Ubuntu is a Xhosa word originating from a South African philosophy that encapsulates all our aspirations about how to live life well, together. It is the belief in a universal human bond: I am only because you are. And it means that if you are able to see everyone as fully human, connected to you by their humanity, you will never be able to treat others as disposable or without worth. By embracing the philosophy of ubuntu and living it out in daily life it’s possible to overcome division and be stronger together in a world where the wise build bridges, not walls.
Review of the book:
Some days I go to bed feeling disconnected, sad, a failure. The day seems so long with hectic work, school assignments and worse than that, social media feeds that keep on reminding me of things I lack. It has taken me a long time to learn how to focus on what’s important in my life and how to handle all the information I get from the internet.
This book has brought together all the ideas and lessons I’ve been getting in one simple solution: Ubuntu, a South African philosophy which teaches us that we’re all deeply interconnected. By practicing ubuntu, we can fill our lives with meaning as we engage with our deepest humanity.
This philosophy asks us to look outward, acknowledging the humanity in others. When we do this, our behavior transforms. It’s impossible to mistreat others if we recognize their inherent value. Every person we interact with becomes worthy of our respect, whether they’re our long-term partner or the moto guy delivering your food.
Ubuntu challenges us to flip our thinking.
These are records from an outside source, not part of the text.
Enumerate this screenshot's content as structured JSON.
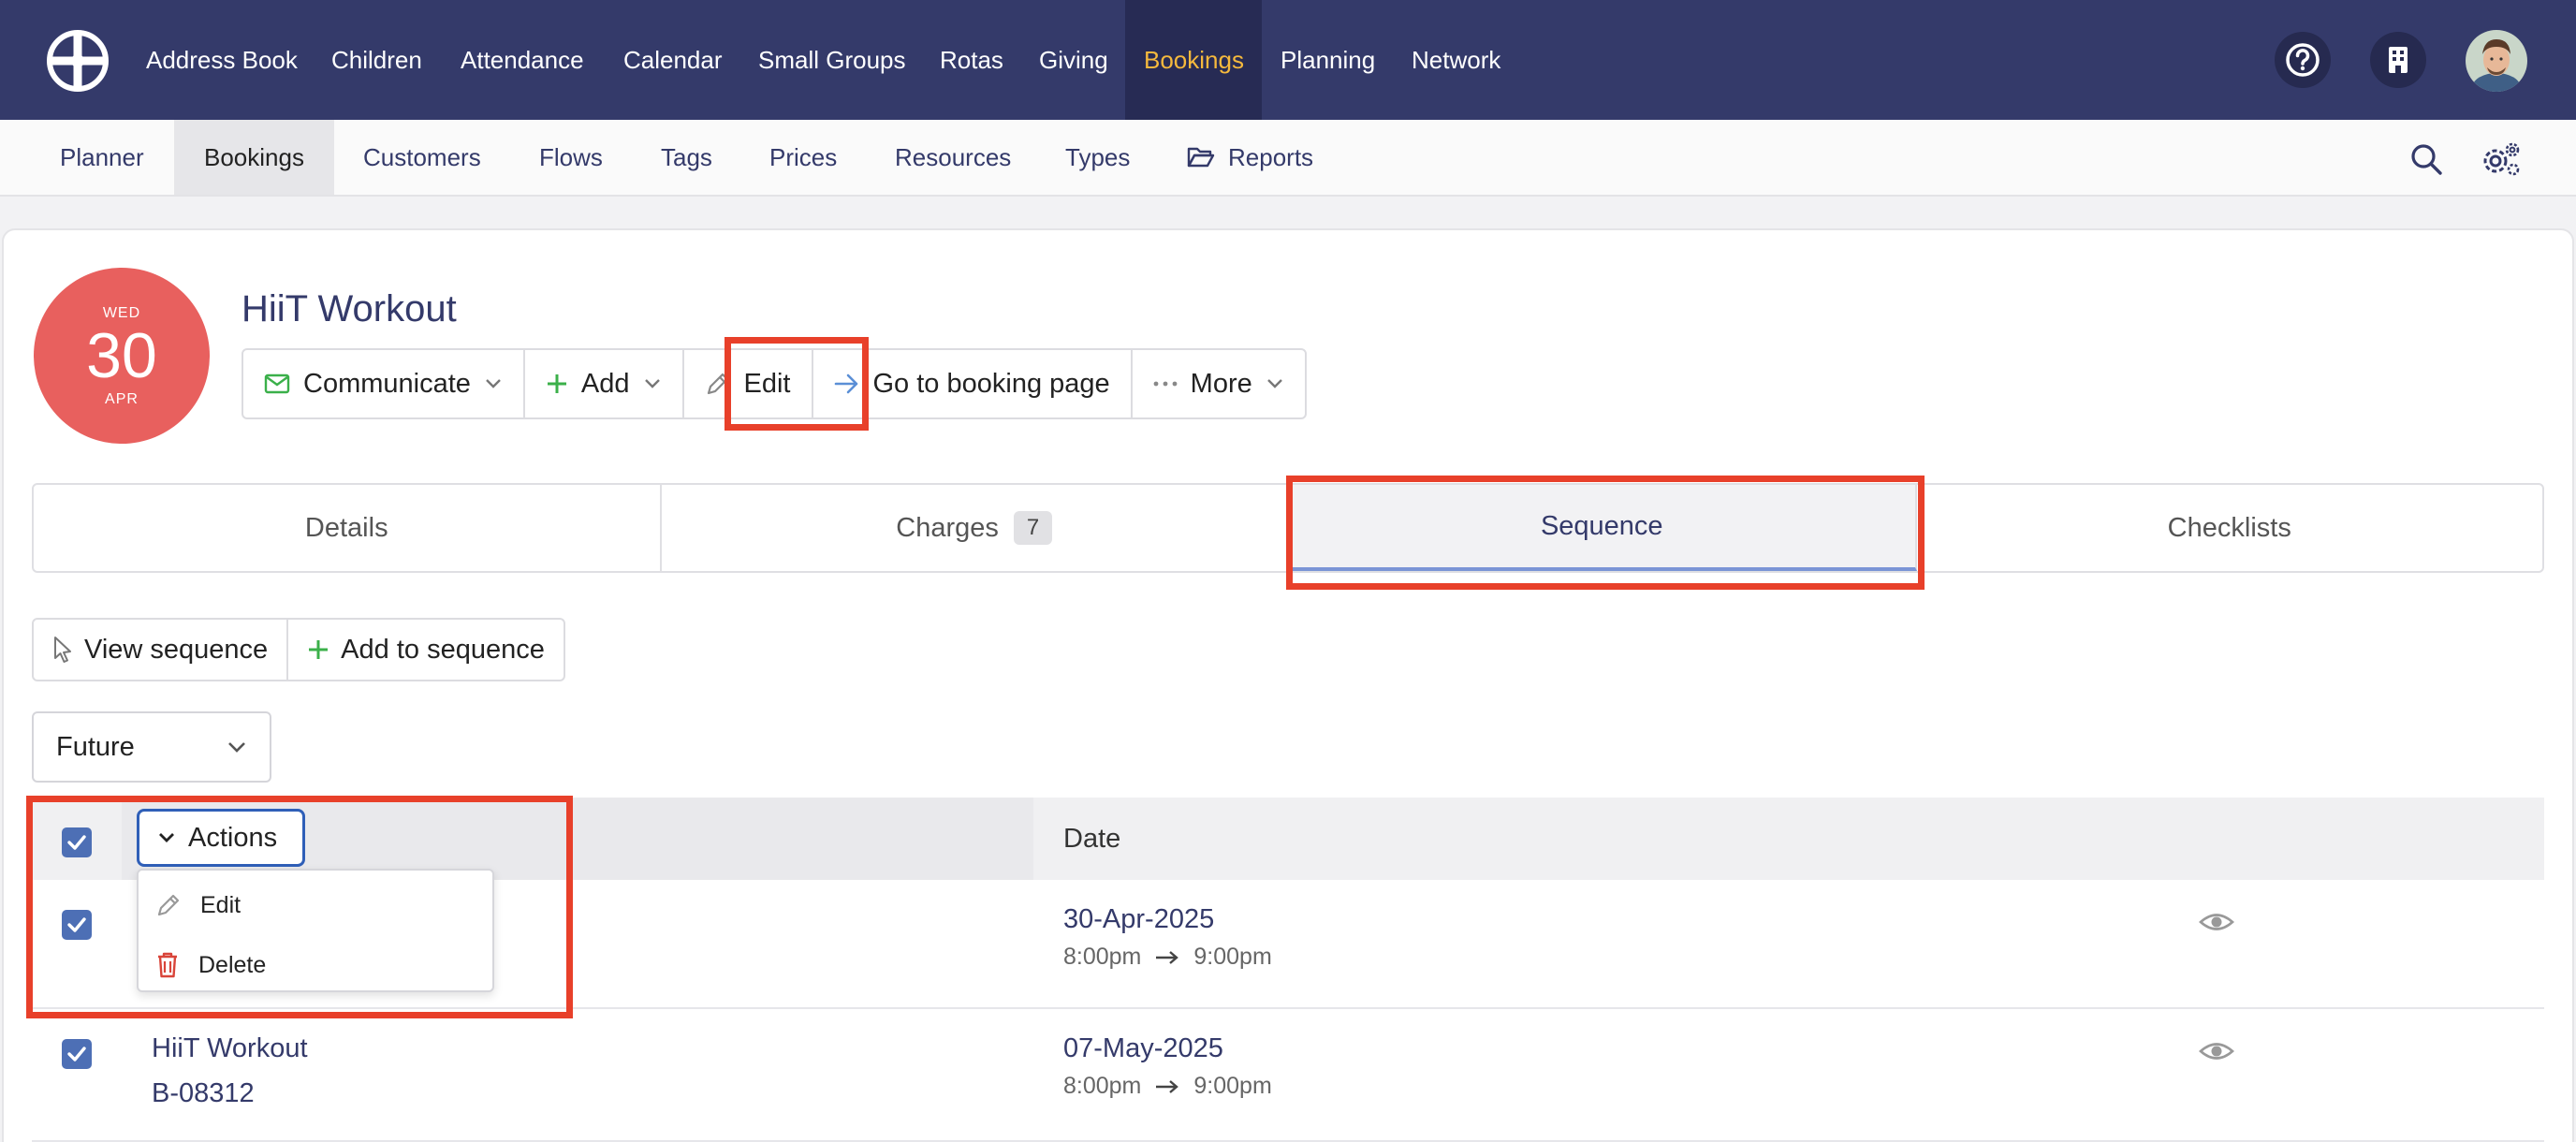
{
  "topnav": {
    "items": [
      {
        "label": "Address Book"
      },
      {
        "label": "Children"
      },
      {
        "label": "Attendance"
      },
      {
        "label": "Calendar"
      },
      {
        "label": "Small Groups"
      },
      {
        "label": "Rotas"
      },
      {
        "label": "Giving"
      },
      {
        "label": "Bookings",
        "active": true
      },
      {
        "label": "Planning"
      },
      {
        "label": "Network"
      }
    ],
    "icons": [
      "help-icon",
      "building-icon"
    ],
    "colors": {
      "bar": "#343a6a",
      "active_bg": "#272b54",
      "active_text": "#f5b93d"
    }
  },
  "subnav": {
    "items": [
      {
        "label": "Planner"
      },
      {
        "label": "Bookings",
        "active": true
      },
      {
        "label": "Customers"
      },
      {
        "label": "Flows"
      },
      {
        "label": "Tags"
      },
      {
        "label": "Prices"
      },
      {
        "label": "Resources"
      },
      {
        "label": "Types"
      },
      {
        "label": "Reports",
        "icon": "folder-open-icon"
      }
    ],
    "icons": [
      "search-icon",
      "settings-icon"
    ]
  },
  "booking": {
    "date": {
      "weekday": "WED",
      "day": "30",
      "month": "APR"
    },
    "title": "HiiT Workout",
    "badge_color": "#e8605e"
  },
  "toolbar": {
    "communicate": "Communicate",
    "add": "Add",
    "edit": "Edit",
    "goto": "Go to booking page",
    "more": "More"
  },
  "tabs": [
    {
      "label": "Details"
    },
    {
      "label": "Charges",
      "count": "7"
    },
    {
      "label": "Sequence",
      "active": true
    },
    {
      "label": "Checklists"
    }
  ],
  "sequence": {
    "view_label": "View sequence",
    "add_label": "Add to sequence",
    "filter_value": "Future"
  },
  "table": {
    "actions_label": "Actions",
    "date_header": "Date",
    "rows": [
      {
        "title": "",
        "ref": "",
        "date": "30-Apr-2025",
        "start": "8:00pm",
        "end": "9:00pm",
        "checked": true
      },
      {
        "title": "HiiT Workout",
        "ref": "B-08312",
        "date": "07-May-2025",
        "start": "8:00pm",
        "end": "9:00pm",
        "checked": true
      }
    ]
  },
  "actions_menu": {
    "edit": "Edit",
    "delete": "Delete"
  },
  "highlight_color": "#e8402a"
}
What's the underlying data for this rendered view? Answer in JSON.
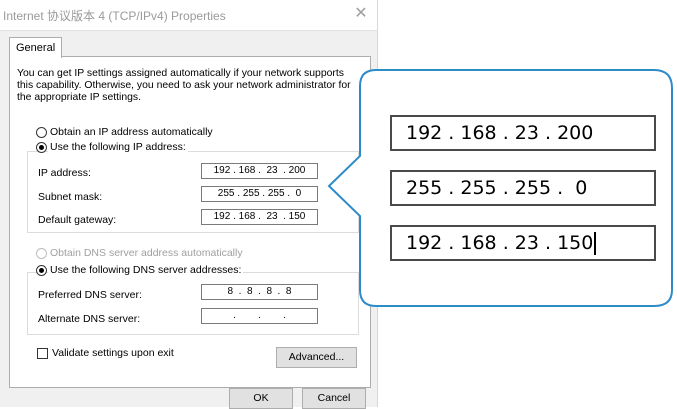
{
  "window": {
    "title": "Internet 协议版本 4 (TCP/IPv4) Properties",
    "close_glyph": "✕"
  },
  "tabs": [
    {
      "label": "General",
      "active": true
    }
  ],
  "intro_text": "You can get IP settings assigned automatically if your network supports this capability. Otherwise, you need to ask your network administrator for the appropriate IP settings.",
  "ip_section": {
    "auto_label": "Obtain an IP address automatically",
    "auto_selected": false,
    "manual_label": "Use the following IP address:",
    "manual_selected": true,
    "fields": [
      {
        "label": "IP address:",
        "value": "192 . 168 .  23  . 200"
      },
      {
        "label": "Subnet mask:",
        "value": "255 . 255 . 255 .  0"
      },
      {
        "label": "Default gateway:",
        "value": "192 . 168 .  23  . 150"
      }
    ]
  },
  "dns_section": {
    "auto_label": "Obtain DNS server address automatically",
    "auto_selected": false,
    "auto_enabled": false,
    "manual_label": "Use the following DNS server addresses:",
    "manual_selected": true,
    "fields": [
      {
        "label": "Preferred DNS server:",
        "value": "8  .  8  .  8  .  8"
      },
      {
        "label": "Alternate DNS server:",
        "value": ".        .        ."
      }
    ]
  },
  "validate": {
    "label": "Validate settings upon exit",
    "checked": false
  },
  "buttons": {
    "advanced": "Advanced...",
    "ok": "OK",
    "cancel": "Cancel"
  },
  "zoom_callout": {
    "values": [
      "192 . 168 . 23 . 200",
      "255 . 255 . 255 .  0",
      "192 . 168 . 23 . 150"
    ],
    "border_color": "#2e8bc9"
  }
}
Instead of using other people as a point of comparison, it invites us to focus instead on what someone else brings to our lives. Their contribution might be small – a stranger holding the door open for you, or huge – a loved one caring for you while you’re sick. As soon as we shift our thinking to how someone has contributed to our lives, we let go of our notions of lack and competition. By looking outward in a positive way, we start seeing how connected we are to the lives of those around us. And this sense of belonging brings us comfort.
To connect with others we need to understand their perspectives. When we take the time to occupy someone else’s perspective, we start seeing how they’ve arrived at their positions, even if we disagree with them. We see that someone’s actions are often less about us, and more about their own set of circumstances.
Respect is the keystone of ubuntu. It teaches us that if we respect ourselves, we’re more likely to respect others. And on a similar note, when we dehumanize others, we also dehumanize ourselves. By practicing self respect we have to take care of ourselves. If we don’t, how will we have the energy to help others? Fostering self-care means taking the time to eat well, exercise, spend time with loved ones, and tend to our mental health. This might mean asserting respectful boundaries – like taking a proper lunch break at work – even if that’s difficult to assert. Another step to practicing ubuntu is to treat others with respect, regardless of who they are. This means paying attention to how we think of others. To treat others with more respect, pay attention to how you speak. Do you reduce people to stereotypes, like “the delinquent teen,” or is your language dignified and open-minded?
People will hurt you and that is inevitable. Your friends will forget your birthday. A stranger will push you down while entering a bus. Sometimes, though, we’re deeply damaged by the actions of others – physically, mentally and emotionally. In these times, forgiveness seems unfathomable. We cling to our position as the injured party because we’ve been wronged. But all this does is force us to relive our pain, instead of giving ourselves the chance to heal. Forgiving others is an act of self-love; it heals us emotionally. It’s important to remember, though, that forgiveness is a process. If you’ve been wounded deeply, you may need to recommit to forgiving several times over. This will take patience and persistence; but it’ll be worth it in the end, when you feel lighter, less burdened, and more connected with others.
Ubuntu encourages us to set aside our differences, and recognize that all humans are on this thrilling and terrifying adventure of life together. If we were all the same, the world would be a very boring place. From the food we eat and the music we enjoy, to the ideologies we live by, diversity is a blessing we all benefit from. To truly embrace diversity, we must first acknowledge that every individual is of equal value, no matter who they are. We are no more – or less – important than any other fellow human. This kind of thinking takes humility. We have to shed our egos, and be humble and open enough to discover what other people can teach us. Everyone brings something unique to the table. With patience and respect, we can find out what that offering is.
We’re all interconnected. We might think what someone has to say has nothing to do with us. But by listening to them we develop our own sense of empathy, through finding connection and common ground. In return, we ease the burden of the person sharing their story, reinforcing their intrinsic worth by acknowledging that what they have to say has value. Remember: “I am because you are”.